In addition to representatives from Good Growth DeKalb, in attendance were Scott Selig and Bill Stogner from Selig Enterprises, two of their lawyers, representatives from Medlock and Decatur Heights (Theresa Same and Deanne Thomas, whom were invited without Good Growth DeKalb’s knowledge) and one other staffer from Selig. Through their lawyer, Selig made it clear from the start that they would not talk about Walmart because that plan is not going to change.  They emphasized that there is a signed contract in place and this makes it impossible to change direction, which of course is not true.  Walmart can change its mind at any moment.  Selig’s primary concern is their financial bottom-line.

Scott Selig and Bill Stogner spoke very little.  Their lawyer did most of the talking.  Good Growth DeKalb presented our petition with 3,000+ names and noted that over 500 Stop Walmart signs are all over the neighborhoods reflecting GGD’s position. We also cited data from our door-to-door canvassing: 75% of those we spoke with opposed Walmart, 5% were in favor, 9% were neutral, and 11% were undecided. However, there was no common ground on which to meet. Selig has their position; there will be a Wal-Mart.
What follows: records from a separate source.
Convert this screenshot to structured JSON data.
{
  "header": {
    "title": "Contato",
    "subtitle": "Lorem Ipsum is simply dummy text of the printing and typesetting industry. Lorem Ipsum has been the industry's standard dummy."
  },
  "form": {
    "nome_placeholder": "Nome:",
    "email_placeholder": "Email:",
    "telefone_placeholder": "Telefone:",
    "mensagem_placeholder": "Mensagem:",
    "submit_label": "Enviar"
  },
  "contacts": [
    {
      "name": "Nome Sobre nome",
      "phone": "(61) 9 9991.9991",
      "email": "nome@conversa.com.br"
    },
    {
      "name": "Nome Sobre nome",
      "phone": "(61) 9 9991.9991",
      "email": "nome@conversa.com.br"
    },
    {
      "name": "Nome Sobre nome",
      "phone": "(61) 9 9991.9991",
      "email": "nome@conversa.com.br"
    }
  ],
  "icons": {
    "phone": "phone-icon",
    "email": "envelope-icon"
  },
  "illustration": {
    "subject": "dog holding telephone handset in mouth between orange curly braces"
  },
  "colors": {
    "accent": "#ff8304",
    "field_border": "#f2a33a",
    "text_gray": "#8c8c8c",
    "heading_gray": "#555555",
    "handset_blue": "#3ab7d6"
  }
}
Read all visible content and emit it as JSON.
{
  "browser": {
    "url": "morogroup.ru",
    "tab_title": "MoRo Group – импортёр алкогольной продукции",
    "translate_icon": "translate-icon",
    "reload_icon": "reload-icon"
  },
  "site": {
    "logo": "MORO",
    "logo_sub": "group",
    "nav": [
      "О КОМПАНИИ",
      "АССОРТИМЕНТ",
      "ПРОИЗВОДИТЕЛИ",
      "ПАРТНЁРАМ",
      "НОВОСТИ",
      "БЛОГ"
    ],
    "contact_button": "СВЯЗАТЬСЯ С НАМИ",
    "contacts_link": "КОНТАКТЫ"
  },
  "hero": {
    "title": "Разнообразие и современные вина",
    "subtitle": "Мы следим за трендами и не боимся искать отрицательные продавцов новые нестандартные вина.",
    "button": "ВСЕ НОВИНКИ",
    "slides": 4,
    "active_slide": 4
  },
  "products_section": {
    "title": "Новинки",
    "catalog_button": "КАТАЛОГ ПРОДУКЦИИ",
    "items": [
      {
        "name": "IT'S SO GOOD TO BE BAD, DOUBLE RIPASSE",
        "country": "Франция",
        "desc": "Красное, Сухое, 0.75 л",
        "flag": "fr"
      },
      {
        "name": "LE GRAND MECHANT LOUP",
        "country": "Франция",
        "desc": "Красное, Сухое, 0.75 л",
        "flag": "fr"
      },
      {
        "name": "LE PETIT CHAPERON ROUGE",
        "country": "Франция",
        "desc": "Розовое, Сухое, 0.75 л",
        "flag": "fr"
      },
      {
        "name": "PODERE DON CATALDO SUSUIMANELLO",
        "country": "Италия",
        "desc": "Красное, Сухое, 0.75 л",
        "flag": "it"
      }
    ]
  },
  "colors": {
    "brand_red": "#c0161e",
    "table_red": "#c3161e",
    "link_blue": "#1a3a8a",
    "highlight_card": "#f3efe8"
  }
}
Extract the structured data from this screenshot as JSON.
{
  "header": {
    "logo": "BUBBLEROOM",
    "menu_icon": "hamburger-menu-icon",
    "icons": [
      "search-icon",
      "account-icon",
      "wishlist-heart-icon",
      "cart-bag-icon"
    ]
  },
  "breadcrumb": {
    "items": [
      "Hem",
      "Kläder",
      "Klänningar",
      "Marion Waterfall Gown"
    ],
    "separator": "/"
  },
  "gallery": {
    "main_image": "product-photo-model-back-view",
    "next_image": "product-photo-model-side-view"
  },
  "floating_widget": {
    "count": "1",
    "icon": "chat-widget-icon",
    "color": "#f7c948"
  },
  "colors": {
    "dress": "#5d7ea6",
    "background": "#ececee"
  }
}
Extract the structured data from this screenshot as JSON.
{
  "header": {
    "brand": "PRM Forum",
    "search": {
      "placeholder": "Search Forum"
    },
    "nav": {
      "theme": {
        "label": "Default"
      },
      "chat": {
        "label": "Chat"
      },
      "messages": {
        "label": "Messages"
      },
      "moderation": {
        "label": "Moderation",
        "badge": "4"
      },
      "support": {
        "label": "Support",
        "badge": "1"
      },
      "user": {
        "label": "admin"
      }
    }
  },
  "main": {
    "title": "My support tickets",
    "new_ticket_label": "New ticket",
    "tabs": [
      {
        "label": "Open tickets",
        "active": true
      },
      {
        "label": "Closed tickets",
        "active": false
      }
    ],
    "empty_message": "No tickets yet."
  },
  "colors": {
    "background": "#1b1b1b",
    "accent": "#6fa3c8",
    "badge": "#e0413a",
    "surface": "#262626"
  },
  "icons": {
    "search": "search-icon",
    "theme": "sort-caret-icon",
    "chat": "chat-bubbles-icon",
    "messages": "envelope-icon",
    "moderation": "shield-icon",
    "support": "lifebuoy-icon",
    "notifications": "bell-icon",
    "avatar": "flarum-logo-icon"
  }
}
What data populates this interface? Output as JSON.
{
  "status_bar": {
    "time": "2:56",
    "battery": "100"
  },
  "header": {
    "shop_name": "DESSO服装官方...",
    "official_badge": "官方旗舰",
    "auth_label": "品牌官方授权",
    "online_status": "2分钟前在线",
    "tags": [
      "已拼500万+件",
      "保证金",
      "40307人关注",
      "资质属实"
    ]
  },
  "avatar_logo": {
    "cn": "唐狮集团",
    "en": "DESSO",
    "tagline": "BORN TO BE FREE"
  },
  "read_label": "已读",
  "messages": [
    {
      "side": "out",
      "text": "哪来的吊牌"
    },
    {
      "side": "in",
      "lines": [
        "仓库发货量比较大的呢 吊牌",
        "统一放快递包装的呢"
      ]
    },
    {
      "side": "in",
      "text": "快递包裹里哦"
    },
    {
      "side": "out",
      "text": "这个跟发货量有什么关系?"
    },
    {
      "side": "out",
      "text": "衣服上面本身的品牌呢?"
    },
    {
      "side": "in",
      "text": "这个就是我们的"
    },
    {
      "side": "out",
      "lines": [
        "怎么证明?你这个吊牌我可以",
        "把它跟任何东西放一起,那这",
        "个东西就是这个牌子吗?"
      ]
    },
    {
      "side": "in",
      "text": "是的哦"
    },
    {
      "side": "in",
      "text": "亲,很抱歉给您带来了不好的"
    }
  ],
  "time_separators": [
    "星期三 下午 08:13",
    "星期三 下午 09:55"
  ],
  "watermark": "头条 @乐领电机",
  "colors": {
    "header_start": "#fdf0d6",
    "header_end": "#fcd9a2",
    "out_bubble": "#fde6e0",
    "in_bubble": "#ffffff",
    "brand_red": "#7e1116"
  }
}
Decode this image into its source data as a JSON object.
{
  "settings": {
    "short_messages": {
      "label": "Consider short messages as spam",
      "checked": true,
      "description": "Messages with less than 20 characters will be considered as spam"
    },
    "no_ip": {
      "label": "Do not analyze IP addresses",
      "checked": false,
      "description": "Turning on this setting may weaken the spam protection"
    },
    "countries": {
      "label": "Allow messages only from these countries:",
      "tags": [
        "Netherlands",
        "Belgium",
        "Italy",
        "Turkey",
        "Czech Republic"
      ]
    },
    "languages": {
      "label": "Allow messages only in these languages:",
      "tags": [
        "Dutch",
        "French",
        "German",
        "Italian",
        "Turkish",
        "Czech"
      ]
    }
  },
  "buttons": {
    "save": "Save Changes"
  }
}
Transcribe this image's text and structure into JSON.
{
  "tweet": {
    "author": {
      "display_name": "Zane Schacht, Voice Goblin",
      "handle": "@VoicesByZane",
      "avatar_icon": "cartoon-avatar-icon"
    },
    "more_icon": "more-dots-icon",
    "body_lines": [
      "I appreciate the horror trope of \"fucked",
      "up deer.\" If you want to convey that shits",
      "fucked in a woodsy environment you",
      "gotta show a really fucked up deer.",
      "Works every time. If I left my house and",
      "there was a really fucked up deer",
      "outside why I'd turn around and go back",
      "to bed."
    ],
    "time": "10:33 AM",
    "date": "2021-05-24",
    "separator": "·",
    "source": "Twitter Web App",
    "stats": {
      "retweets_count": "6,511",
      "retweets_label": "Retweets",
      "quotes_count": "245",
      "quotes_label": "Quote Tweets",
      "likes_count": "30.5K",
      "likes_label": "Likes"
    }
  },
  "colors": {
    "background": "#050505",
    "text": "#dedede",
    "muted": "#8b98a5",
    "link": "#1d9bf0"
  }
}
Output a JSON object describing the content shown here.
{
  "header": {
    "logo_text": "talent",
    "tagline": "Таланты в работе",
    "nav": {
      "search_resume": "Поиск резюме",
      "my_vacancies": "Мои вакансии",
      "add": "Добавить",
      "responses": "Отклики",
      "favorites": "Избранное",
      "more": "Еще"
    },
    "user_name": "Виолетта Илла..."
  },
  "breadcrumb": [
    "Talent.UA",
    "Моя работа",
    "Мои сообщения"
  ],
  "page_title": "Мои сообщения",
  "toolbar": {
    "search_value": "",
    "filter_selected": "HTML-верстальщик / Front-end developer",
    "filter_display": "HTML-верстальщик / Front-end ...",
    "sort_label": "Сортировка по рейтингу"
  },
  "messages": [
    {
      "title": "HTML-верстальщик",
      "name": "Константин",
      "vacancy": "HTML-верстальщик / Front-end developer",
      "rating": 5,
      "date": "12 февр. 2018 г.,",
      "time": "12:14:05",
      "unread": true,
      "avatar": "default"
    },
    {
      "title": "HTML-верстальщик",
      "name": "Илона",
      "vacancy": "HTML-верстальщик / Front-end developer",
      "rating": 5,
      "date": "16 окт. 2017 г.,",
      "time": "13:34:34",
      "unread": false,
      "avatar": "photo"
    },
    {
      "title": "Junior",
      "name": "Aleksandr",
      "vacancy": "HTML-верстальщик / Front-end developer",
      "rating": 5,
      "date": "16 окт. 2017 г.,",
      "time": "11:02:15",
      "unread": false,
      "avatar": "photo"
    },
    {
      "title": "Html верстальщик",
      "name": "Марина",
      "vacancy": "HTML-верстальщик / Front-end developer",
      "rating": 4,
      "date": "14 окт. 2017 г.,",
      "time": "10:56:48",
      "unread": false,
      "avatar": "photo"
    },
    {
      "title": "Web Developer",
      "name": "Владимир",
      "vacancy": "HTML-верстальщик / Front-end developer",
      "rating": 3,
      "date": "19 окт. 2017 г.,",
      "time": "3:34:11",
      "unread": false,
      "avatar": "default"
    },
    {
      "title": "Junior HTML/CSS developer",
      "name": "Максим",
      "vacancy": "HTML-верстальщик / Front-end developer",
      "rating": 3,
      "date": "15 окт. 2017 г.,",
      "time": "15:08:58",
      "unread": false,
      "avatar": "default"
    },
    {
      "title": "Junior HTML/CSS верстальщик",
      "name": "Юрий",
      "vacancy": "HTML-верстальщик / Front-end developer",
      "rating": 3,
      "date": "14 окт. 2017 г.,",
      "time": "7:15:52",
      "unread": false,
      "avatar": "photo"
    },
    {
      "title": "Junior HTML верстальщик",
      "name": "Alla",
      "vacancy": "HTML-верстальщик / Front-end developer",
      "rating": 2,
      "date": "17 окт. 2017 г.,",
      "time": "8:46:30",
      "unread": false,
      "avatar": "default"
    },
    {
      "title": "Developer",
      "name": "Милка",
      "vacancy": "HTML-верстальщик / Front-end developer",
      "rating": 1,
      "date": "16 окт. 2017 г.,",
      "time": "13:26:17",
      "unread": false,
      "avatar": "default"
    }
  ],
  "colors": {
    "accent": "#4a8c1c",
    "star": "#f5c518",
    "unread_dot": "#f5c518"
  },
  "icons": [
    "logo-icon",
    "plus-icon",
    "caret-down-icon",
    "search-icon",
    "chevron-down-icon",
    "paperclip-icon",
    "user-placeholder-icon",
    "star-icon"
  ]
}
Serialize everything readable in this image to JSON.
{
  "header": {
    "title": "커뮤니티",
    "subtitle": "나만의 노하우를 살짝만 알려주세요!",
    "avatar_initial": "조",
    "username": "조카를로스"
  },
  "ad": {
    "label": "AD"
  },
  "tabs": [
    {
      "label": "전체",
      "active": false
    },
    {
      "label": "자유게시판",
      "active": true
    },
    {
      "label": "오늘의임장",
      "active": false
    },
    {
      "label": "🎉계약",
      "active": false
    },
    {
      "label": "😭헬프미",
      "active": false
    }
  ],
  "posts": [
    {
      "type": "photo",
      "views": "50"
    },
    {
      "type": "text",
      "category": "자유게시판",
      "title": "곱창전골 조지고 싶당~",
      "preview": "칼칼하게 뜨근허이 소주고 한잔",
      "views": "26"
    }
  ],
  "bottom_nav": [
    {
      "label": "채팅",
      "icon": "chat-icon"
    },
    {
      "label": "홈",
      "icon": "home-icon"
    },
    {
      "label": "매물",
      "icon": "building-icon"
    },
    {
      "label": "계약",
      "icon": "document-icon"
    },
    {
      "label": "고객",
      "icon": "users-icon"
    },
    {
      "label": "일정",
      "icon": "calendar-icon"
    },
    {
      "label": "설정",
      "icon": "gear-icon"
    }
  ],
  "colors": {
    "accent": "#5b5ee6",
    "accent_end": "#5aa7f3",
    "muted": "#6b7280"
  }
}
And we have our position; we will continue to fight with whatever legal means we can find.

The Selig position is pretty much all about financial concerns.  GGD is all about community relations and working together for smart development that reflects walkable, sustainable, connected neighborhoods. For 20+ years Selig could not get anyone interested in Suburban Plaza; now Walmart has stepped up with the money to build one of their Supercenters even though this concept may be outdated, even in terms of Walmart’s future plans to reach an urban market.  Walmart’s investment will enable Selig to have better leverage, they think, with junior anchors such as LA Fitness, HH Gregg, Michael’s, Bed, Bath and Beyond, chain restaurants, and a coffee shop.

There is very little interest in local small business.  Selig is interested in creating just another strip mall that does not reflect the character of Decatur’s popular and successful development model.  Selig’s contention that the redevelopment will reflect the area’s unique personality belies the point that the entire big box development flies in the face of what makes the area liveable and desirable.  Selig’s supposed commitment to the community and its character is nothing less than a shell game.  From our perspective Selig is solely interested in hearing opinions about the redevelopment that match their preconceived notions.  The company will voice its positive support as long as its financial considerations are given top billing.  GGD’s position is that Selig is largely concerned with financial considerations, not smart growth or community cohesion.

Selig feels that they have done enough to support the community and they have listened to the community’s concerns through the two large community meetings held last year and smaller on-going meetings with self-appointed community “leaders.”  Regarding these meetings with groups like MANA, it’s important to note that these group’s representatives speak only for their groups.  As far as we know, none of these groups has made any effort to reach out to individual households to gain a better understanding of how neighbors feel about the development.  It’s for this reason that GGD feels strongly that our position better represents where the community is on this issue.

The meeting was contentious and perhaps unproductive if you gauge success solely through Selig’s narrowly defined ideas; that is, Selig getting its way.  On the other hand, Selig finally heard the other, unfiltered side of the story: Walmart is not wanted and the company’s plan is fatally flawed in terms of growing a more vibrant community.  That was the elephant in the room and Selig sought to control the dialogue by saying we couldn’t address that topic.  As a moneyed and powerful institution, I’m sure Selig is used to getting its way, but Good Growth DeKalb is providing a voice to those who disagree with Selig’s position.  With that in mind, Good Growth DeKalb views the meeting as a success.  Someone finally was able to say to Selig that their redevelopment plans are not a welcome addition to the neighborhood.